◆ ACTION ITEM ◆
Which lines of the data below include the string "value"? Return each of them.

App and web page records
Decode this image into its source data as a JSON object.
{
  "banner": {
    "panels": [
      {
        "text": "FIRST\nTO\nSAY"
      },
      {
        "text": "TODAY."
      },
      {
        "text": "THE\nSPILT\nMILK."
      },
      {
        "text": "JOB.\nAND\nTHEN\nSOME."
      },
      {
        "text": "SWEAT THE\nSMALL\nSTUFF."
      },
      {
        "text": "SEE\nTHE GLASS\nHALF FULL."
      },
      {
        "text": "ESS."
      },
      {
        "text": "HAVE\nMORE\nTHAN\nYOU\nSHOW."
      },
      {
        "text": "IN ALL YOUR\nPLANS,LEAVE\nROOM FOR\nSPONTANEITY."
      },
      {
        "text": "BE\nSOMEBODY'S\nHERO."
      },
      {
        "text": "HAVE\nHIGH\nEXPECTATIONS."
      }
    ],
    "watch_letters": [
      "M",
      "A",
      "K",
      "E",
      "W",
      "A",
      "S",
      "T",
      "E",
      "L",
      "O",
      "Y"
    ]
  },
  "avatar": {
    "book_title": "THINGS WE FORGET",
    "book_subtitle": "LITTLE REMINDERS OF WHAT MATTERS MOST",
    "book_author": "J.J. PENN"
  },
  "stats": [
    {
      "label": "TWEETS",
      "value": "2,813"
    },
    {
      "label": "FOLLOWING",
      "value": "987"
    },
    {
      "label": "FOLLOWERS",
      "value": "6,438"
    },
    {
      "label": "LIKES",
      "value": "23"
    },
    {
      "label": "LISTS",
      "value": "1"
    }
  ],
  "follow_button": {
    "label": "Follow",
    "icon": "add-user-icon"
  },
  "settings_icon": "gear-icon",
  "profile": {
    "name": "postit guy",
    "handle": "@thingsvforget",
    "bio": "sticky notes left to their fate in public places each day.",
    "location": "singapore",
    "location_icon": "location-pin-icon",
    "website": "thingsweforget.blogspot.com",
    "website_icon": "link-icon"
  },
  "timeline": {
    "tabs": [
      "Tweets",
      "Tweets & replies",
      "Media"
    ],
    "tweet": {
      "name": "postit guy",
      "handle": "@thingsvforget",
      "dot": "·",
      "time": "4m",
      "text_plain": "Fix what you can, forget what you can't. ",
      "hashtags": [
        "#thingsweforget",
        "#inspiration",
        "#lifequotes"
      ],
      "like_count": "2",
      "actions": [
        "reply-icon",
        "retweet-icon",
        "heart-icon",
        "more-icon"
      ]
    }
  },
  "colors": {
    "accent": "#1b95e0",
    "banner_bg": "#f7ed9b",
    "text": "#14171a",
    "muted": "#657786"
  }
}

◆ FINAL ANSWER ◆
      "value": "2,813"
      "value": "987"
      "value": "6,438"
      "value": "23"
      "value": "1"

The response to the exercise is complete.